EXTRACTED MATERIAL START

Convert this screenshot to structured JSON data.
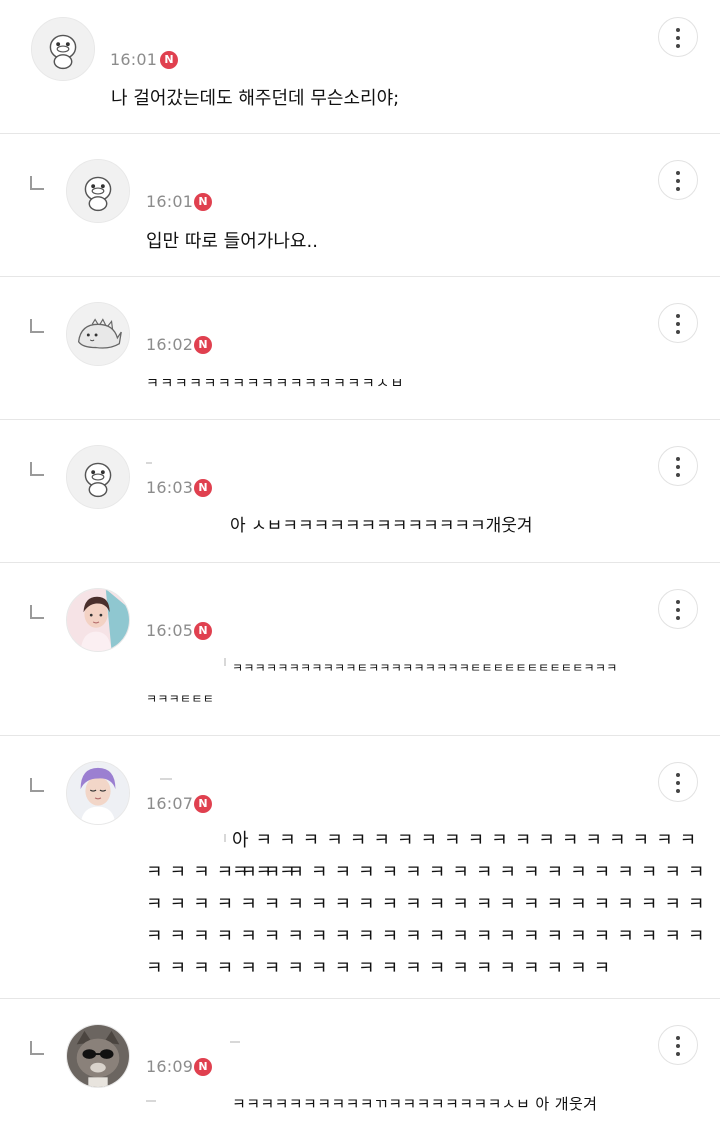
{
  "comments": [
    {
      "time": "16:01",
      "badge": "N",
      "text": "나 걸어갔는데도 해주던데 무슨소리야;",
      "avatar_icon": "chick-character-icon"
    },
    {
      "time": "16:01",
      "badge": "N",
      "text": "입만 따로 들어가나요..",
      "avatar_icon": "chick-character-icon"
    },
    {
      "time": "16:02",
      "badge": "N",
      "text": "ㅋㅋㅋㅋㅋㅋㅋㅋㅋㅋㅋㅋㅋㅋㅋㅋㅅㅂ",
      "avatar_icon": "dinosaur-character-icon"
    },
    {
      "time": "16:03",
      "badge": "N",
      "text": "아 ㅅㅂㅋㅋㅋㅋㅋㅋㅋㅋㅋㅋㅋㅋㅋ개웃겨",
      "avatar_icon": "chick-character-icon"
    },
    {
      "time": "16:05",
      "badge": "N",
      "text_line1": "ㅋㅋㅋㅋㅋㅋㅋㅋㅋㅋㅋㅌㅋㅋㅋㅋㅋㅋㅋㅋㅋㅌㅌㅌㅌㅌㅌㅌㅌㅌㅌㅋㅋㅋ",
      "text_line2": "ㅋㅋㅋㅌㅌㅌ",
      "avatar_icon": "profile-photo"
    },
    {
      "time": "16:07",
      "badge": "N",
      "text_line1": "아ㅋㅋㅋㅋㅋㅋㅋㅋㅋㅋㅋㅋㅋㅋㅋㅋㅋㅋㅋㅋㅋㅋ",
      "text_line2": "ㅋㅋㅋㅋㅋㅋㅋㅋㅋㅋㅋㅋㅋㅋㅋㅋㅋㅋㅋㅋㅋㅋㅋㅋ",
      "text_line3": "ㅋㅋㅋㅋㅋㅋㅋㅋㅋㅋㅋㅋㅋㅋㅋㅋㅋㅋㅋㅋㅋㅋㅋㅋ",
      "text_line4": "ㅋㅋㅋㅋㅋㅋㅋㅋㅋㅋㅋㅋㅋㅋㅋㅋㅋㅋㅋㅋㅋㅋㅋㅋ",
      "text_line5": "ㅋㅋㅋㅋㅋㅋㅋㅋㅋㅋㅋㅋㅋㅋㅋㅋㅋㅋㅋㅋ",
      "avatar_icon": "profile-photo"
    },
    {
      "time": "16:09",
      "badge": "N",
      "text": "ㅋㅋㅋㅋㅋㅋㅋㅋㅋㅋㄲㅋㅋㅋㅋㅋㅋㅋㅋㅅㅂ 아 개웃겨",
      "avatar_icon": "cat-photo"
    }
  ],
  "colors": {
    "badge": "#e0404f",
    "time": "#8c8c8c",
    "divider": "#e6e6e6"
  },
  "icons": {
    "more": "more-vertical-icon",
    "reply": "reply-arrow-icon"
  }
}
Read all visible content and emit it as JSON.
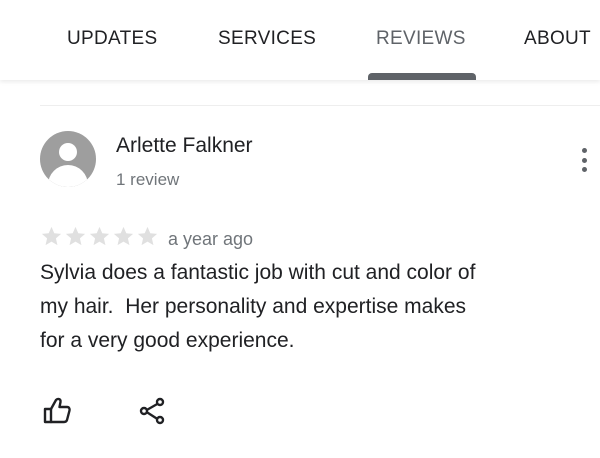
{
  "tabs": [
    {
      "label": "UPDATES",
      "active": false
    },
    {
      "label": "SERVICES",
      "active": false
    },
    {
      "label": "REVIEWS",
      "active": true
    },
    {
      "label": "ABOUT",
      "active": false
    }
  ],
  "review": {
    "reviewer_name": "Arlette Falkner",
    "review_count": "1 review",
    "rating": 0,
    "max_rating": 5,
    "date": "a year ago",
    "text": "Sylvia does a fantastic job with cut and color of\nmy hair.  Her personality and expertise makes\nfor a very good experience."
  },
  "icons": {
    "avatar": "default-avatar-icon",
    "more": "more-vert-icon",
    "like": "thumbs-up-icon",
    "share": "share-icon"
  },
  "colors": {
    "text_primary": "#202124",
    "text_secondary": "#70757a",
    "accent": "#5f6368",
    "star_empty": "#e0e0e0"
  }
}
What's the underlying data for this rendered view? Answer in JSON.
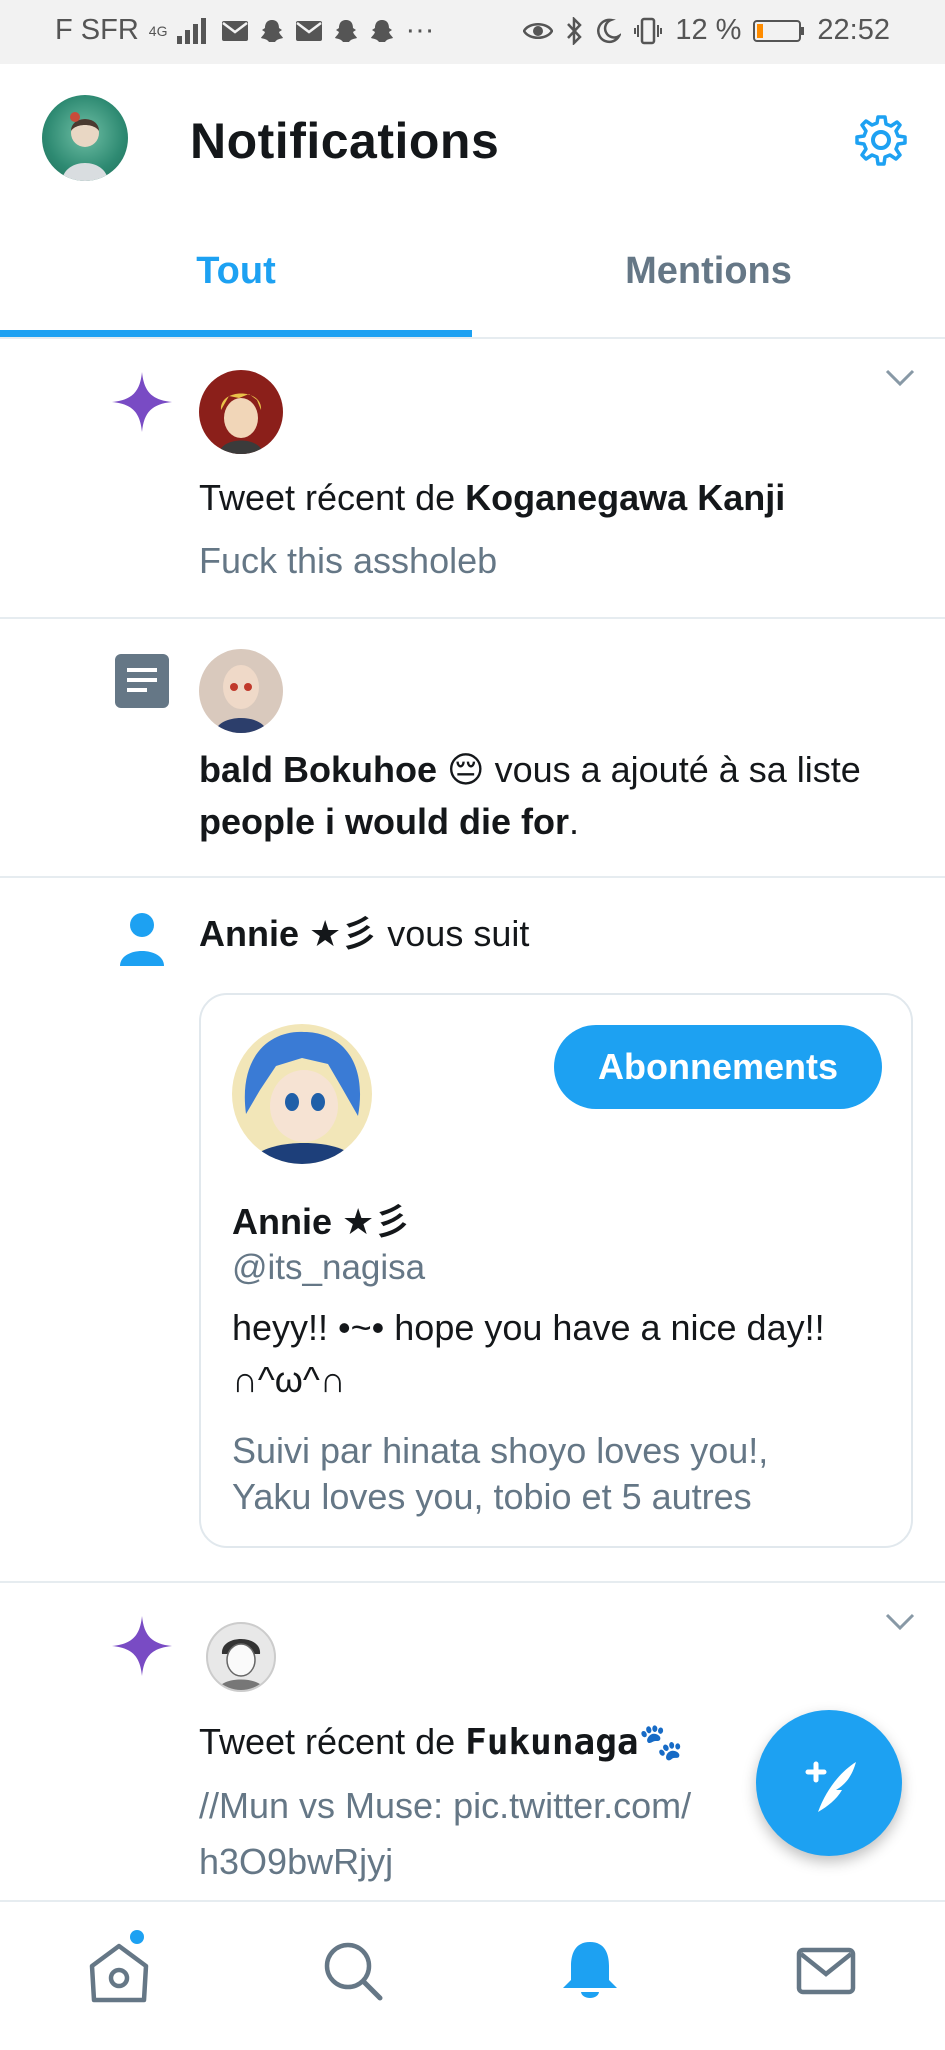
{
  "status_bar": {
    "carrier": "F SFR",
    "network": "4G",
    "battery": "12 %",
    "time": "22:52"
  },
  "header": {
    "title": "Notifications"
  },
  "tabs": [
    {
      "label": "Tout",
      "active": true
    },
    {
      "label": "Mentions",
      "active": false
    }
  ],
  "notifications": [
    {
      "type": "recent-tweet",
      "icon": "sparkle-icon",
      "prefix": "Tweet récent de ",
      "author": "Koganegawa Kanji",
      "preview": "Fuck this assholeb"
    },
    {
      "type": "list-add",
      "icon": "list-icon",
      "user": "bald Bokuhoe",
      "emoji": "😔",
      "middle": " vous a ajouté à sa liste",
      "list_name": "people i would die for",
      "suffix": "."
    },
    {
      "type": "follow",
      "icon": "person-icon",
      "user": "Annie ★彡",
      "action": " vous suit",
      "card": {
        "follow_button": "Abonnements",
        "name": "Annie ★彡",
        "handle": "@its_nagisa",
        "bio_line1": "heyy!! •~• hope you have a nice day!!",
        "bio_line2": "∩^ω^∩",
        "followed_by_line1": "Suivi par hinata shoyo loves you!,",
        "followed_by_line2": "Yaku loves you, tobio et 5 autres"
      }
    },
    {
      "type": "recent-tweet",
      "icon": "sparkle-icon",
      "prefix": "Tweet récent de ",
      "author": "Fukunaga🐾",
      "preview_line1": "//Mun vs Muse: pic.twitter.com/",
      "preview_line2": "h3O9bwRjyj"
    }
  ],
  "colors": {
    "accent": "#1da1f2",
    "sparkle": "#794bc4",
    "muted": "#657786",
    "divider": "#e6ecf0"
  },
  "bottom_nav": [
    {
      "name": "home-icon",
      "active": false,
      "badge": true
    },
    {
      "name": "search-icon",
      "active": false
    },
    {
      "name": "bell-icon",
      "active": true
    },
    {
      "name": "mail-icon",
      "active": false
    }
  ]
}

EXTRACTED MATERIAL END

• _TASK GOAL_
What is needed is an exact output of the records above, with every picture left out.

• _EXERCISE SOLUTION_
Convert this screenshot to structured JSON data.
{
  "comments": [
    {
      "time": "16:01",
      "badge": "N",
      "text": "나 걸어갔는데도 해주던데 무슨소리야;",
      "avatar_icon": "chick-character-icon"
    },
    {
      "time": "16:01",
      "badge": "N",
      "text": "입만 따로 들어가나요..",
      "avatar_icon": "chick-character-icon"
    },
    {
      "time": "16:02",
      "badge": "N",
      "text": "ㅋㅋㅋㅋㅋㅋㅋㅋㅋㅋㅋㅋㅋㅋㅋㅋㅅㅂ",
      "avatar_icon": "dinosaur-character-icon"
    },
    {
      "time": "16:03",
      "badge": "N",
      "text": "아 ㅅㅂㅋㅋㅋㅋㅋㅋㅋㅋㅋㅋㅋㅋㅋ개웃겨",
      "avatar_icon": "chick-character-icon"
    },
    {
      "time": "16:05",
      "badge": "N",
      "text_line1": "ㅋㅋㅋㅋㅋㅋㅋㅋㅋㅋㅋㅌㅋㅋㅋㅋㅋㅋㅋㅋㅋㅌㅌㅌㅌㅌㅌㅌㅌㅌㅌㅋㅋㅋ",
      "text_line2": "ㅋㅋㅋㅌㅌㅌ",
      "avatar_icon": "profile-photo"
    },
    {
      "time": "16:07",
      "badge": "N",
      "text_line1": "아ㅋㅋㅋㅋㅋㅋㅋㅋㅋㅋㅋㅋㅋㅋㅋㅋㅋㅋㅋㅋㅋㅋ",
      "text_line2": "ㅋㅋㅋㅋㅋㅋㅋㅋㅋㅋㅋㅋㅋㅋㅋㅋㅋㅋㅋㅋㅋㅋㅋㅋ",
      "text_line3": "ㅋㅋㅋㅋㅋㅋㅋㅋㅋㅋㅋㅋㅋㅋㅋㅋㅋㅋㅋㅋㅋㅋㅋㅋ",
      "text_line4": "ㅋㅋㅋㅋㅋㅋㅋㅋㅋㅋㅋㅋㅋㅋㅋㅋㅋㅋㅋㅋㅋㅋㅋㅋ",
      "text_line5": "ㅋㅋㅋㅋㅋㅋㅋㅋㅋㅋㅋㅋㅋㅋㅋㅋㅋㅋㅋㅋ",
      "avatar_icon": "profile-photo"
    },
    {
      "time": "16:09",
      "badge": "N",
      "text": "ㅋㅋㅋㅋㅋㅋㅋㅋㅋㅋㄲㅋㅋㅋㅋㅋㅋㅋㅋㅅㅂ 아 개웃겨",
      "avatar_icon": "cat-photo"
    }
  ],
  "colors": {
    "badge": "#e0404f",
    "time": "#8c8c8c",
    "divider": "#e6e6e6"
  },
  "icons": {
    "more": "more-vertical-icon",
    "reply": "reply-arrow-icon"
  }
}
Read all visible content and emit it as JSON.
{
  "tabs": [
    {
      "label": "UPDATES",
      "active": false
    },
    {
      "label": "SERVICES",
      "active": false
    },
    {
      "label": "REVIEWS",
      "active": true
    },
    {
      "label": "ABOUT",
      "active": false
    }
  ],
  "review": {
    "reviewer_name": "Arlette Falkner",
    "review_count": "1 review",
    "rating": 0,
    "max_rating": 5,
    "date": "a year ago",
    "text": "Sylvia does a fantastic job with cut and color of\nmy hair.  Her personality and expertise makes\nfor a very good experience."
  },
  "icons": {
    "avatar": "default-avatar-icon",
    "more": "more-vert-icon",
    "like": "thumbs-up-icon",
    "share": "share-icon"
  },
  "colors": {
    "text_primary": "#202124",
    "text_secondary": "#70757a",
    "accent": "#5f6368",
    "star_empty": "#e0e0e0"
  }
}
What's the underlying data for this rendered view? Answer in JSON.
{
  "status_bar": {
    "carrier": "F SFR",
    "network": "4G",
    "battery": "12 %",
    "time": "22:52"
  },
  "header": {
    "title": "Notifications"
  },
  "tabs": [
    {
      "label": "Tout",
      "active": true
    },
    {
      "label": "Mentions",
      "active": false
    }
  ],
  "notifications": [
    {
      "type": "recent-tweet",
      "icon": "sparkle-icon",
      "prefix": "Tweet récent de ",
      "author": "Koganegawa Kanji",
      "preview": "Fuck this assholeb"
    },
    {
      "type": "list-add",
      "icon": "list-icon",
      "user": "bald Bokuhoe",
      "emoji": "😔",
      "middle": " vous a ajouté à sa liste",
      "list_name": "people i would die for",
      "suffix": "."
    },
    {
      "type": "follow",
      "icon": "person-icon",
      "user": "Annie ★彡",
      "action": " vous suit",
      "card": {
        "follow_button": "Abonnements",
        "name": "Annie ★彡",
        "handle": "@its_nagisa",
        "bio_line1": "heyy!! •~• hope you have a nice day!!",
        "bio_line2": "∩^ω^∩",
        "followed_by_line1": "Suivi par hinata shoyo loves you!,",
        "followed_by_line2": "Yaku loves you, tobio et 5 autres"
      }
    },
    {
      "type": "recent-tweet",
      "icon": "sparkle-icon",
      "prefix": "Tweet récent de ",
      "author": "Fukunaga🐾",
      "preview_line1": "//Mun vs Muse: pic.twitter.com/",
      "preview_line2": "h3O9bwRjyj"
    }
  ],
  "colors": {
    "accent": "#1da1f2",
    "sparkle": "#794bc4",
    "muted": "#657786",
    "divider": "#e6ecf0"
  },
  "bottom_nav": [
    {
      "name": "home-icon",
      "active": false,
      "badge": true
    },
    {
      "name": "search-icon",
      "active": false
    },
    {
      "name": "bell-icon",
      "active": true
    },
    {
      "name": "mail-icon",
      "active": false
    }
  ]
}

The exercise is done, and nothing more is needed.